Nurses will be bombarded with information all day long. It will come from patients, patients’ families, colleagues, and other sources. The is always a lot to think about and a lot to understand. What’s really important when it comes to this information is that a good nurse must be able to analyze it. By doing this, they will be able to diagnose, treat, and prioritize patient care, ensuring that the patients get the best care possible and that the nurse does not become overwhelmed with all the different things they need to do and know.
It’s also important to know when you don’t have enough information to work in the above way. Nurse must know this, as they will need to ask questions to get to the bottom of potentially difficult situations and to ensure their patients get the help they truly need.
Are You Able To Follow The Rules?
One great thing about nursing is that there is a lot of autonomy involved. Nurses can – and are actually expected to – make their own decisions and work independently, ensuring that patient care is never neglected, in whatever way that needs to be done. This is one of the many reasons that makes nursing the ideal career for so many people – there is a true sense of ownership over the job and the tasks that are to be done every day.

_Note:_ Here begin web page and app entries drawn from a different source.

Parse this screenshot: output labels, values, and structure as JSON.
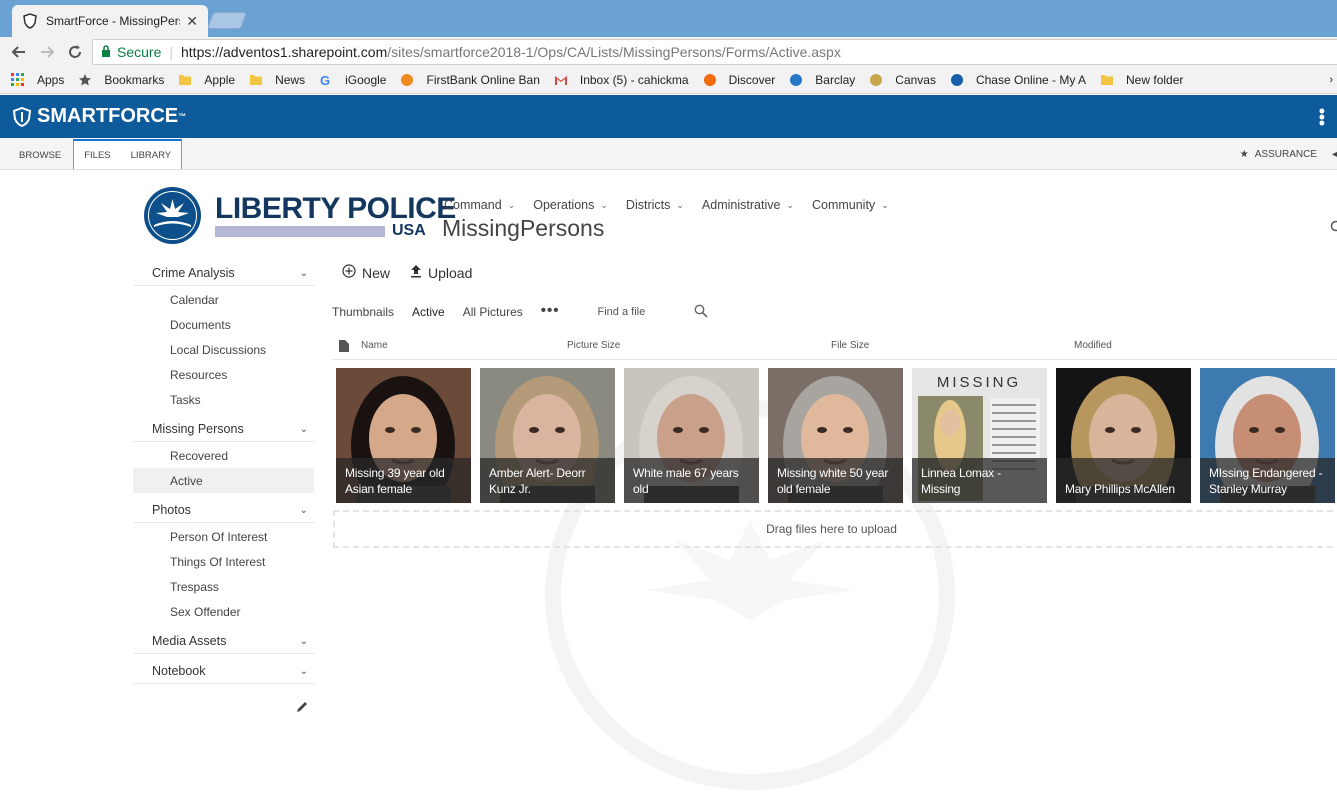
{
  "browser": {
    "tab_title": "SmartForce - MissingPers",
    "tab_close": "✕",
    "secure_label": "Secure",
    "url_host": "https://adventos1.sharepoint.com",
    "url_path": "/sites/smartforce2018-1/Ops/CA/Lists/MissingPersons/Forms/Active.aspx"
  },
  "bookmarks": [
    {
      "label": "Apps",
      "icon": "apps-grid-icon",
      "color": "#e33"
    },
    {
      "label": "Bookmarks",
      "icon": "star-icon",
      "color": "#555"
    },
    {
      "label": "Apple",
      "icon": "folder-icon",
      "color": "#f4c542"
    },
    {
      "label": "News",
      "icon": "folder-icon",
      "color": "#f4c542"
    },
    {
      "label": "iGoogle",
      "icon": "google-icon",
      "color": "#4285f4"
    },
    {
      "label": "FirstBank Online Ban",
      "icon": "firstbank-icon",
      "color": "#f08a24"
    },
    {
      "label": "Inbox (5) - cahickma",
      "icon": "gmail-icon",
      "color": "#d44"
    },
    {
      "label": "Discover",
      "icon": "discover-icon",
      "color": "#f26b11"
    },
    {
      "label": "Barclay",
      "icon": "barclay-icon",
      "color": "#2a76c6"
    },
    {
      "label": "Canvas",
      "icon": "canvas-icon",
      "color": "#c8a64b"
    },
    {
      "label": "Chase Online - My A",
      "icon": "chase-icon",
      "color": "#1a5dab"
    },
    {
      "label": "New folder",
      "icon": "folder-icon",
      "color": "#f4c542"
    }
  ],
  "smartforce": {
    "logo_text": "SMARTFORCE",
    "tm": "™"
  },
  "ribbon": {
    "browse": "BROWSE",
    "files": "FILES",
    "library": "LIBRARY",
    "assurance": "ASSURANCE"
  },
  "site": {
    "brand_title": "LIBERTY POLICE",
    "brand_usa": "USA",
    "page_title": "MissingPersons",
    "nav": [
      {
        "label": "Command"
      },
      {
        "label": "Operations"
      },
      {
        "label": "Districts"
      },
      {
        "label": "Administrative"
      },
      {
        "label": "Community"
      }
    ]
  },
  "leftnav": {
    "crime_analysis": "Crime Analysis",
    "crime_items": [
      "Calendar",
      "Documents",
      "Local Discussions",
      "Resources",
      "Tasks"
    ],
    "missing_persons": "Missing Persons",
    "missing_items": [
      "Recovered",
      "Active"
    ],
    "photos": "Photos",
    "photo_items": [
      "Person Of Interest",
      "Things Of Interest",
      "Trespass",
      "Sex Offender"
    ],
    "media_assets": "Media Assets",
    "notebook": "Notebook"
  },
  "commands": {
    "new_label": "New",
    "upload_label": "Upload"
  },
  "views": {
    "thumbnails": "Thumbnails",
    "active": "Active",
    "all_pictures": "All Pictures",
    "more": "•••",
    "find_placeholder": "Find a file"
  },
  "columns": {
    "name": "Name",
    "picture_size": "Picture Size",
    "file_size": "File Size",
    "modified": "Modified"
  },
  "thumbnails": [
    {
      "caption": "Missing 39 year old Asian female",
      "bg": "#6b4a3a",
      "face": "#d6a88a",
      "hair": "#1a1210"
    },
    {
      "caption": "Amber Alert- Deorr Kunz Jr.",
      "bg": "#8a8a80",
      "face": "#d9b49e",
      "hair": "#b59a7a"
    },
    {
      "caption": "White male 67 years old",
      "bg": "#c8c4be",
      "face": "#c9a08a",
      "hair": "#d8d2cc"
    },
    {
      "caption": "Missing white 50 year old female",
      "bg": "#7a6e66",
      "face": "#e0b89c",
      "hair": "#a8a4a0"
    },
    {
      "caption": "Linnea Lomax - Missing",
      "bg": "#e6e6e6",
      "face": "#e2c0a0",
      "hair": "#e6c98a",
      "poster_title": "MISSING"
    },
    {
      "caption": "Mary Phillips McAllen",
      "bg": "#141414",
      "face": "#d8b49a",
      "hair": "#b8975e"
    },
    {
      "caption": "MIssing Endangered - Stanley Murray",
      "bg": "#3c7ab0",
      "face": "#c78e76",
      "hair": "#e2e2e2"
    }
  ],
  "dropzone": {
    "label": "Drag files here to upload"
  }
}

However, although there is a certain amount of freedom, there is a lot of teamwork involved in nursing as well, and there are a lot of rules. These are in place to keep patients safe and to ensure that the working environment for the entire team is a positive one. As a nurse, you need to be able to switch from one way of working to the other without hesitation, and you need to follow the rules when you do.
If you prefer to be something of a ‘lone wolf’, then there are branches of nursing that will allow for this, and there are other caring professions that allow it too. However, even if you do work alone, there will still be rules to follow. Are you able to follow the rules? If so, you might make an excellent nurse.

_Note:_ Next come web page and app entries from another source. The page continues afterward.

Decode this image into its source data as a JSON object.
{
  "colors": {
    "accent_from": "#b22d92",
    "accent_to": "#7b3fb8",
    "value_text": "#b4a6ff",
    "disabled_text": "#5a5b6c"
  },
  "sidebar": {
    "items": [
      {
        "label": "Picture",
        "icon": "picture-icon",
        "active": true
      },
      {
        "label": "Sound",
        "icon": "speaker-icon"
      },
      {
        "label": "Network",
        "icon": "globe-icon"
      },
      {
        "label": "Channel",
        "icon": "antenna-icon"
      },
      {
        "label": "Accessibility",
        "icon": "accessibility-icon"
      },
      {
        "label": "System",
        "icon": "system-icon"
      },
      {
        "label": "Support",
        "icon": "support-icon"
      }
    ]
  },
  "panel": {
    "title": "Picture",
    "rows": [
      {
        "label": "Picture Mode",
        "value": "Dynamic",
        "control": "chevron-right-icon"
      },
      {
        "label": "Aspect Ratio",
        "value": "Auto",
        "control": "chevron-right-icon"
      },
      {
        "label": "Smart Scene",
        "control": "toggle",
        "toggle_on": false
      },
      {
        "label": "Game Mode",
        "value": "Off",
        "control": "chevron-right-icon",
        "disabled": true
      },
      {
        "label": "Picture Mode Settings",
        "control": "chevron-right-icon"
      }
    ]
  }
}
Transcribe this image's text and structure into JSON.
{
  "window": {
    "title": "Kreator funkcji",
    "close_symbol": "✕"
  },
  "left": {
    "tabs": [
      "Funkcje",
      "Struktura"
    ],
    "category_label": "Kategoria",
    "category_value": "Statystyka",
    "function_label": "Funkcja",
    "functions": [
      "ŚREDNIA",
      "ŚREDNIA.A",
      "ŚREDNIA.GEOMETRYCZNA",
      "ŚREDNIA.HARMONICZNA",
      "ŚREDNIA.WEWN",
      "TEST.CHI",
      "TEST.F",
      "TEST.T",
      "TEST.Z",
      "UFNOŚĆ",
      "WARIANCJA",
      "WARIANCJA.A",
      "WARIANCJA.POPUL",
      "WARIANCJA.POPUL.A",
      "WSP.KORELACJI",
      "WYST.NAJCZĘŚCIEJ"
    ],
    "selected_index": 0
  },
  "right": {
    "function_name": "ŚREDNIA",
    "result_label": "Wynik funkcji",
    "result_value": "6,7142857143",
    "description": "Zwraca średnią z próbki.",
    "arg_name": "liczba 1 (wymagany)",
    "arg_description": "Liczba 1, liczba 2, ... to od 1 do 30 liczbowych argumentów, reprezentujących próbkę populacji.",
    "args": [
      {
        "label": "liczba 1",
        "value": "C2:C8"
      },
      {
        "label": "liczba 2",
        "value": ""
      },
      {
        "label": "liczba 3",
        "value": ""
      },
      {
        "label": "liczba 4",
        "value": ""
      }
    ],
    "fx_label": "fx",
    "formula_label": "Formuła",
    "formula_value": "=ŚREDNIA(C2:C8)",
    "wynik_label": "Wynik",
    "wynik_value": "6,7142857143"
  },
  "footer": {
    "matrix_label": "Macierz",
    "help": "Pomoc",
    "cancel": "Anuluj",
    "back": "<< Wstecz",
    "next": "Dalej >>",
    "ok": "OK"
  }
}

Are You A Good Communicator?
There is no getting around the fact that nurses have to be good communicators. They can’t be vague or shy in speaking up; this could cause issues for the patient and the level of care they receive. As a nurse, you’ll have to communicate with a lot of different people, not just your colleagues. Imagine being a patient in a hospital and no one was communicating clearly with you about what was happening or why you were there or what procedures you needed; it would be terrifying. Therefore, since a nurse’s job is to care for their patients and keep them calm and comfortable, communication is key.
Patients are one side of the coin, but communication has to happen between colleagues too. You need to be able to relay precise information to the people you’re working with, and you need to understand the information being given to you (and know what questions to ask if you don’t understand). Without good communication, errors can occur and the quality of care for a patient can be lower than it should be.
Are You Observant?
A good nurse has to be very observant. They need to be able to notice as soon as a patient starts to deteriorate, just as they have to notice when symptoms improve. You’ll need to pay attention to vital signs on monitors and by taking note of them yourself. You’ll also have to see if there are any side effects from medication, and so on.
A quick glance is not going to be enough, even if you’re in a hurry (as nurses often will be). Although the look might be quick, the information gathered will be extensive, and this is the difference between a good nurse and anyone else. Within seconds they will know if there is a problem – or if things have improved – and immediately spring into action.